(Work to complete)
What is the number of lines in these entries that contain "this"? State it alone.

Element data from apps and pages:

------------------------------------------------------------

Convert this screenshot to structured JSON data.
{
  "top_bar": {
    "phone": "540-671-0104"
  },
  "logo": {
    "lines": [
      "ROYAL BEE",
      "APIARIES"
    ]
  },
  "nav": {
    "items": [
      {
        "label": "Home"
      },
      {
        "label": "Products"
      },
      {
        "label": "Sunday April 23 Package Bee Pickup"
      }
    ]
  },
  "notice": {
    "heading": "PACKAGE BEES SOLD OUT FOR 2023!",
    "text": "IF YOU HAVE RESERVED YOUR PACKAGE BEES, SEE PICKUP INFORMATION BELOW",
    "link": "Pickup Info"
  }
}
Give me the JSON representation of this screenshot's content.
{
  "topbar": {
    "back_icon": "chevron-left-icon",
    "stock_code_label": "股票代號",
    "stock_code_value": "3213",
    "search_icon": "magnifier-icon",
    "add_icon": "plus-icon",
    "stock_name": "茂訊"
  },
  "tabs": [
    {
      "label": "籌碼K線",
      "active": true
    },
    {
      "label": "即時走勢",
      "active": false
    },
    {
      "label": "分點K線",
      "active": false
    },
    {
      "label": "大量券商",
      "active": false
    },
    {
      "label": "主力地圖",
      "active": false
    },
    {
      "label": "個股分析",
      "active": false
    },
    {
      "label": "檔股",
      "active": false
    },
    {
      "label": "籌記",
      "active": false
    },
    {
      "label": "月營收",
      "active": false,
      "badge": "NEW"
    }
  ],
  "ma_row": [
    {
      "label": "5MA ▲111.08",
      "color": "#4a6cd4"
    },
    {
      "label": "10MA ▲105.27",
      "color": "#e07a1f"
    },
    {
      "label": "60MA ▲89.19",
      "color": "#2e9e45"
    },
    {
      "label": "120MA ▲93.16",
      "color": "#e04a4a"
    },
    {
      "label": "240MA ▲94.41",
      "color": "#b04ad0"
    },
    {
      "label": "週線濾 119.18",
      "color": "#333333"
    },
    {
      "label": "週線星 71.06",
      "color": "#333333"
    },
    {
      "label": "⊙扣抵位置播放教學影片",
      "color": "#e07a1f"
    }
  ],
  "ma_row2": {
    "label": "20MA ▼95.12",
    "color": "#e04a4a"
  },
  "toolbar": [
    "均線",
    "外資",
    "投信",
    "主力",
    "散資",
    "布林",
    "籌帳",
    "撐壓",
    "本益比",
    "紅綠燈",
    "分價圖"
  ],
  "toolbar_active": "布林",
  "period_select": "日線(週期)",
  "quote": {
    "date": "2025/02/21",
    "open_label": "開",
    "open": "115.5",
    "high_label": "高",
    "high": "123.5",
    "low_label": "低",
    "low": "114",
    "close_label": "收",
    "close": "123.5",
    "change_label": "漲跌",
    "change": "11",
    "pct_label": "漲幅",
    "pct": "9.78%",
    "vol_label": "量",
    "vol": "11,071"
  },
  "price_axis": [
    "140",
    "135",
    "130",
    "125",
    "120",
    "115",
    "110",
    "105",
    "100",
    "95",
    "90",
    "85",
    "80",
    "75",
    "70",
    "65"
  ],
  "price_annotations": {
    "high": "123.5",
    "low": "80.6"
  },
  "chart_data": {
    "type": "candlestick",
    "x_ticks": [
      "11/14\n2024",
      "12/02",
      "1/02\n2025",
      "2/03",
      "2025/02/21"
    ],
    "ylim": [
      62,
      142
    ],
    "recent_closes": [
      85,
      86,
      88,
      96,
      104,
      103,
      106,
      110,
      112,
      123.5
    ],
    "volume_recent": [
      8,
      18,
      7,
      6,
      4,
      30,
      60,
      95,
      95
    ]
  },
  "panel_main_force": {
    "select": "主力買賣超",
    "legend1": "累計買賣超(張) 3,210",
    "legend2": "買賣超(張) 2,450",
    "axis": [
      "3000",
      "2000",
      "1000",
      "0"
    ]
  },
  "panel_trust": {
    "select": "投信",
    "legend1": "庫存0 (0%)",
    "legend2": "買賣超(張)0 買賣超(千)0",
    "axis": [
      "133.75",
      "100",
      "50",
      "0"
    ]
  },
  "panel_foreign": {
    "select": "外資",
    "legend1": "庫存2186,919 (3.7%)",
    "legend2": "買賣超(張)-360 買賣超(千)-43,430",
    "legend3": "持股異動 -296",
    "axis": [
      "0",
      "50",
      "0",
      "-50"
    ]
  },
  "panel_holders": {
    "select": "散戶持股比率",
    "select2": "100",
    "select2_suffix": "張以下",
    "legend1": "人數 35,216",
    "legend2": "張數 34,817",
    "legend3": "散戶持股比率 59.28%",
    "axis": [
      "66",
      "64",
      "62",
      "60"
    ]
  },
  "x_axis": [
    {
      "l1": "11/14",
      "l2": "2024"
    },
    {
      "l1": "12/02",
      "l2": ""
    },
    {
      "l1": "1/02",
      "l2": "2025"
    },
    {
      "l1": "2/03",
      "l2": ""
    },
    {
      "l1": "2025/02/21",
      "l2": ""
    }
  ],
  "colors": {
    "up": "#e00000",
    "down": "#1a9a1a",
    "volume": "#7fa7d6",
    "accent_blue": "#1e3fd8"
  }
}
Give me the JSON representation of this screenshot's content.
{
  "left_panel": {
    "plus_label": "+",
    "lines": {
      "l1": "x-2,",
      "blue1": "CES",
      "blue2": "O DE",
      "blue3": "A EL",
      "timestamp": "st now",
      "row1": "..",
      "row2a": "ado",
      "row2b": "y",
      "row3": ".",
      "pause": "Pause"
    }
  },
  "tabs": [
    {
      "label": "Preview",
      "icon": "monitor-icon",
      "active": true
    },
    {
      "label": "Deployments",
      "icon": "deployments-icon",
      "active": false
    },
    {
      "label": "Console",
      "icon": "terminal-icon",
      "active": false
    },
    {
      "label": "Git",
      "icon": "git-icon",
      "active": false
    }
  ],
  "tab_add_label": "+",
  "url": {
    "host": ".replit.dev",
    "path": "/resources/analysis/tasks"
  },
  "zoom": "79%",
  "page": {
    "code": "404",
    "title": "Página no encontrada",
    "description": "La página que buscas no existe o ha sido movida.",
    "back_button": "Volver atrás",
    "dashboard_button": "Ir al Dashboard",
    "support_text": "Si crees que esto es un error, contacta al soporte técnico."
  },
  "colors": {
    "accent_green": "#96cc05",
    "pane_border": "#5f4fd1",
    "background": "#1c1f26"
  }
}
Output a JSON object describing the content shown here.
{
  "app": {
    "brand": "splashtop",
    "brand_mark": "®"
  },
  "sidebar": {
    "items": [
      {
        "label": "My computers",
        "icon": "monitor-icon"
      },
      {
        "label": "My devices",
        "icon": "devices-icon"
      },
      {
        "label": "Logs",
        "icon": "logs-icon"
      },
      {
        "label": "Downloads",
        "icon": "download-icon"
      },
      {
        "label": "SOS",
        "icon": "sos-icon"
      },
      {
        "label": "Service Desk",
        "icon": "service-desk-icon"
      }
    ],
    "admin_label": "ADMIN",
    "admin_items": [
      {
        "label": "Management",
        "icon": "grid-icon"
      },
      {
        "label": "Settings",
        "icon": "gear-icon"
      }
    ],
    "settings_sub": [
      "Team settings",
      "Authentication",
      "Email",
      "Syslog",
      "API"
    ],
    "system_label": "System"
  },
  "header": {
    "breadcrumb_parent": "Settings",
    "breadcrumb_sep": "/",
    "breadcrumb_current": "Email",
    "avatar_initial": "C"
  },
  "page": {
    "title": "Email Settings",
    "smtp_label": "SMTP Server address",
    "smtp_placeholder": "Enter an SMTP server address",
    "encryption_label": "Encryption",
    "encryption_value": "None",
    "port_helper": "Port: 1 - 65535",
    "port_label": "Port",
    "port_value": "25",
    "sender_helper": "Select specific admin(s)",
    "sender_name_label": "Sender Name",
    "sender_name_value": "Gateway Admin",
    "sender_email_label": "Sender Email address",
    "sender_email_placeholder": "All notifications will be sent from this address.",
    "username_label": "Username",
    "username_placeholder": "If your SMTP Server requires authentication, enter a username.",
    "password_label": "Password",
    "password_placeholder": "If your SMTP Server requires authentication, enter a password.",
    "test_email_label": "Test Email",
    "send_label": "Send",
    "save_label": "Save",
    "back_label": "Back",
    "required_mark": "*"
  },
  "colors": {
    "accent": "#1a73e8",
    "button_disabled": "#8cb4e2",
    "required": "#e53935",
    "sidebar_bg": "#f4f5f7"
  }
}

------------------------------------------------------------

(Solution below)
4